WHAT YOU WILL DO
Pick each line that has "JSON" out of the records.

---+---

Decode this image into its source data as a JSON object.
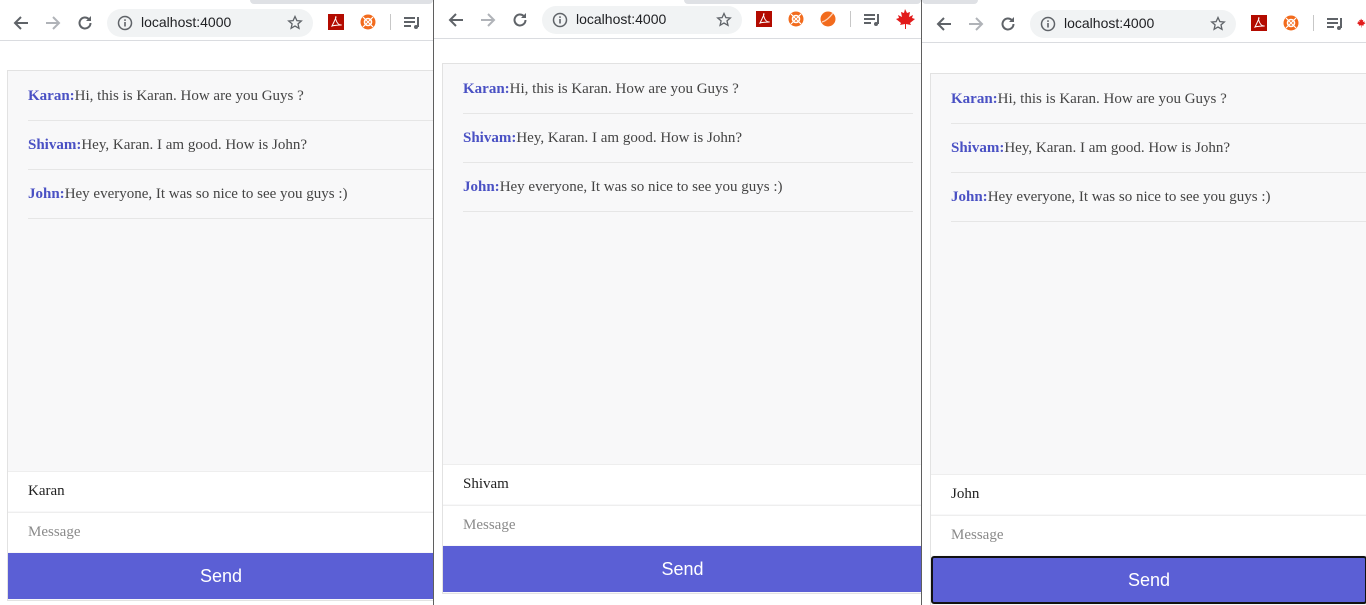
{
  "browser": {
    "url": "localhost:4000",
    "extensions": [
      "pdf-icon",
      "orange-circle-icon",
      "orange-ball-icon",
      "playlist-icon",
      "maple-leaf-icon"
    ]
  },
  "colors": {
    "accent": "#5b5fd5",
    "sender": "#4a51c4",
    "pdf": "#b30b00",
    "orange": "#f26b1d",
    "maple": "#e21b1b"
  },
  "windows": [
    {
      "messages": [
        {
          "sender": "Karan:",
          "text": "Hi, this is Karan. How are you Guys ?"
        },
        {
          "sender": "Shivam:",
          "text": "Hey, Karan. I am good. How is John?"
        },
        {
          "sender": "John:",
          "text": "Hey everyone, It was so nice to see you guys :)"
        }
      ],
      "name_value": "Karan",
      "message_placeholder": "Message",
      "send_label": "Send"
    },
    {
      "messages": [
        {
          "sender": "Karan:",
          "text": "Hi, this is Karan. How are you Guys ?"
        },
        {
          "sender": "Shivam:",
          "text": "Hey, Karan. I am good. How is John?"
        },
        {
          "sender": "John:",
          "text": "Hey everyone, It was so nice to see you guys :)"
        }
      ],
      "name_value": "Shivam",
      "message_placeholder": "Message",
      "send_label": "Send"
    },
    {
      "messages": [
        {
          "sender": "Karan:",
          "text": "Hi, this is Karan. How are you Guys ?"
        },
        {
          "sender": "Shivam:",
          "text": "Hey, Karan. I am good. How is John?"
        },
        {
          "sender": "John:",
          "text": "Hey everyone, It was so nice to see you guys :)"
        }
      ],
      "name_value": "John",
      "message_placeholder": "Message",
      "send_label": "Send"
    }
  ]
}
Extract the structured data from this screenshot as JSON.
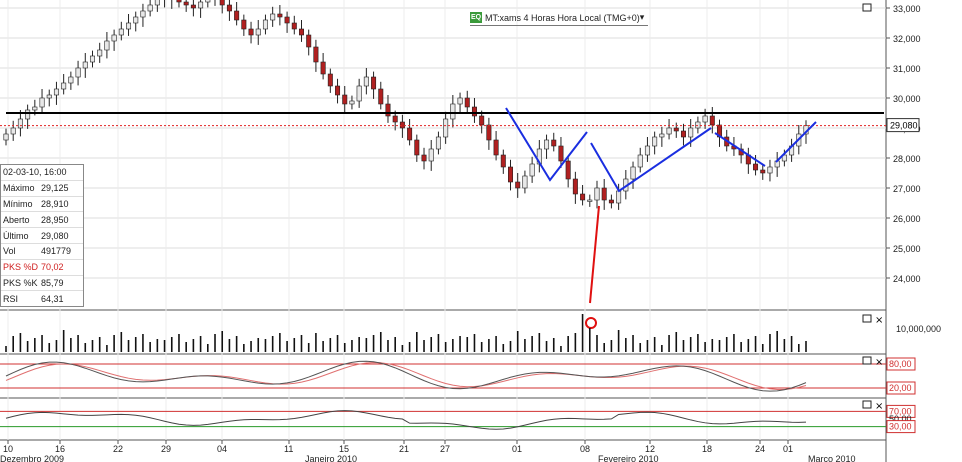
{
  "chart_data": {
    "type": "candlestick",
    "instrument_title": "MT:xams 4 Horas Hora Local (TMG+0)",
    "price_axis": {
      "ticks": [
        "33,000",
        "32,000",
        "31,000",
        "30,000",
        "29,000",
        "28,000",
        "27,000",
        "26,000",
        "25,000",
        "24,000"
      ],
      "current_price": "29,080"
    },
    "volume_axis": {
      "ticks": [
        "10,000,000"
      ]
    },
    "stoch_axis": {
      "levels": [
        "80,00",
        "20,00"
      ]
    },
    "rsi_axis": {
      "levels": [
        "70,00",
        "50,00",
        "30,00"
      ]
    },
    "x_ticks": [
      "10",
      "16",
      "22",
      "29",
      "04",
      "11",
      "15",
      "21",
      "27",
      "01",
      "08",
      "12",
      "18",
      "24",
      "01"
    ],
    "months": [
      "Dezembro 2009",
      "Janeiro 2010",
      "Fevereiro 2010",
      "Março 2010"
    ],
    "resistance_level": 29500,
    "current_level": 29080,
    "closes": [
      28800,
      29000,
      29300,
      29600,
      29700,
      30000,
      30100,
      30300,
      30500,
      30700,
      31000,
      31200,
      31400,
      31600,
      31900,
      32100,
      32300,
      32500,
      32700,
      32900,
      33100,
      33300,
      33400,
      33300,
      33200,
      33100,
      33000,
      33200,
      33400,
      33300,
      33100,
      32900,
      32600,
      32300,
      32100,
      32300,
      32600,
      32800,
      32700,
      32500,
      32300,
      32100,
      31700,
      31200,
      30800,
      30400,
      30100,
      29800,
      29900,
      30400,
      30700,
      30300,
      29800,
      29400,
      29200,
      29000,
      28600,
      28100,
      27900,
      28300,
      28700,
      29300,
      29800,
      30000,
      29700,
      29400,
      29100,
      28600,
      28100,
      27700,
      27200,
      27000,
      27400,
      27800,
      28300,
      28600,
      28400,
      27900,
      27300,
      26800,
      26600,
      26600,
      27000,
      26600,
      26500,
      26900,
      27300,
      27700,
      28100,
      28400,
      28700,
      28800,
      29000,
      28900,
      28700,
      29000,
      29200,
      29400,
      29100,
      28700,
      28400,
      28300,
      28100,
      27800,
      27600,
      27500,
      27700,
      27900,
      28100,
      28400,
      28800,
      29080
    ]
  },
  "info_panel": {
    "datetime": "02-03-10, 16:00",
    "rows": [
      {
        "label": "Máximo",
        "value": "29,125"
      },
      {
        "label": "Mínimo",
        "value": "28,910"
      },
      {
        "label": "Aberto",
        "value": "28,950"
      },
      {
        "label": "Último",
        "value": "29,080"
      },
      {
        "label": "Vol",
        "value": "491779"
      },
      {
        "label": "PKS %D",
        "value": "70,02"
      },
      {
        "label": "PKS %K",
        "value": "85,79"
      },
      {
        "label": "RSI",
        "value": "64,31"
      }
    ]
  },
  "colors": {
    "up": "#e8e8e8",
    "down": "#b02020",
    "pattern": "#1a2ee0",
    "annotation": "#e01010",
    "resistance": "#000000",
    "current": "#e02020",
    "stoch_k": "#555555",
    "stoch_d": "#e07070"
  }
}
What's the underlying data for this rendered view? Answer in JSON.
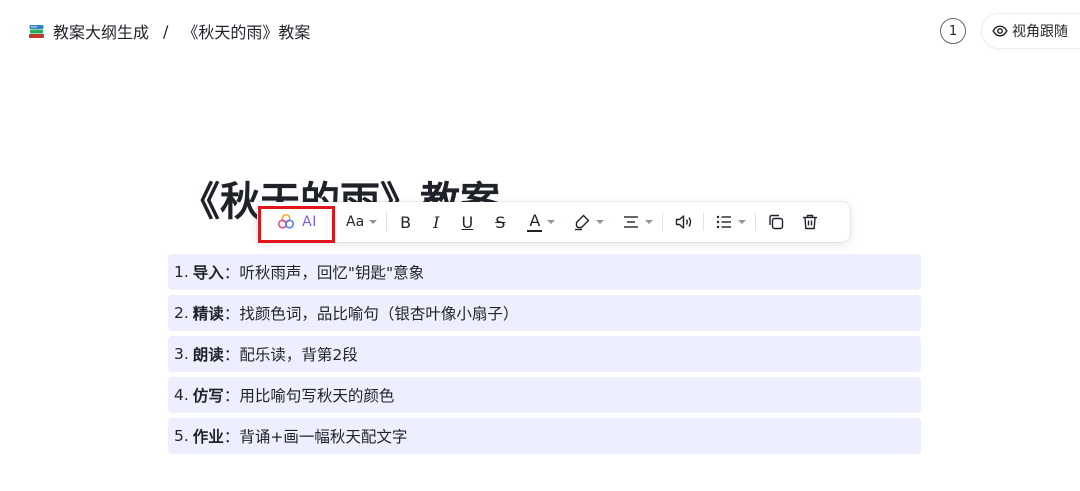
{
  "breadcrumb": {
    "icon": "stacked-books-icon",
    "parent": "教案大纲生成",
    "separator": "/",
    "current": "《秋天的雨》教案"
  },
  "header": {
    "counter": "1",
    "follow_label": "视角跟随",
    "follow_icon": "eye-icon"
  },
  "document": {
    "title": "《秋天的雨》教案",
    "items": [
      {
        "num": "1.",
        "key": "导入",
        "sep": "：",
        "text": "听秋雨声，回忆\"钥匙\"意象"
      },
      {
        "num": "2.",
        "key": "精读",
        "sep": "：",
        "text": "找颜色词，品比喻句（银杏叶像小扇子）"
      },
      {
        "num": "3.",
        "key": "朗读",
        "sep": "：",
        "text": "配乐读，背第2段"
      },
      {
        "num": "4.",
        "key": "仿写",
        "sep": "：",
        "text": "用比喻句写秋天的颜色"
      },
      {
        "num": "5.",
        "key": "作业",
        "sep": "：",
        "text": "背诵+画一幅秋天配文字"
      }
    ]
  },
  "toolbar": {
    "ai_label": "AI",
    "font_size_label": "Aa",
    "bold": "B",
    "italic": "I",
    "underline": "U",
    "strike": "S",
    "text_color": "A",
    "highlight_color": "#e0141a",
    "accent": "#7b5cf0"
  }
}
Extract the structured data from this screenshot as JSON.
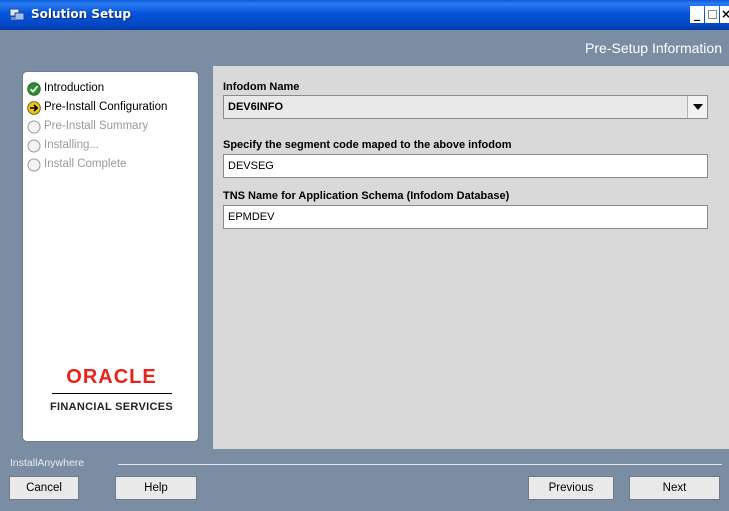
{
  "window": {
    "title": "Solution Setup",
    "minimize_glyph": "_",
    "close_glyph": "×"
  },
  "header": {
    "title": "Pre-Setup Information"
  },
  "steps": [
    {
      "label": "Introduction",
      "state": "done",
      "icon": "check-icon"
    },
    {
      "label": "Pre-Install Configuration",
      "state": "current",
      "icon": "arrow-right-icon"
    },
    {
      "label": "Pre-Install Summary",
      "state": "pending",
      "icon": "circle-icon"
    },
    {
      "label": "Installing...",
      "state": "pending",
      "icon": "circle-icon"
    },
    {
      "label": "Install Complete",
      "state": "pending",
      "icon": "circle-icon"
    }
  ],
  "brand": {
    "name": "ORACLE",
    "tagline": "FINANCIAL SERVICES"
  },
  "form": {
    "infodom_label": "Infodom Name",
    "infodom_value": "DEV6INFO",
    "segment_label": "Specify the segment code maped to the above infodom",
    "segment_value": "DEVSEG",
    "tns_label": "TNS Name for Application Schema (Infodom Database)",
    "tns_value": "EPMDEV"
  },
  "footer": {
    "installer_label": "InstallAnywhere",
    "cancel_label": "Cancel",
    "help_label": "Help",
    "previous_label": "Previous",
    "next_label": "Next"
  },
  "colors": {
    "titlebar": "#0453d9",
    "panel": "#7b8da3",
    "content": "#d9d9d9",
    "brand_red": "#e8231a",
    "step_done": "#2e8b2e",
    "step_current": "#f0c419"
  }
}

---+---

TASK ANSWER
Decode this image into its source data as a JSON object.
Extract the structured data from this screenshot as JSON.
What's the underlying data for this rendered view? Answer in JSON.
Extract the structured data from this screenshot as JSON.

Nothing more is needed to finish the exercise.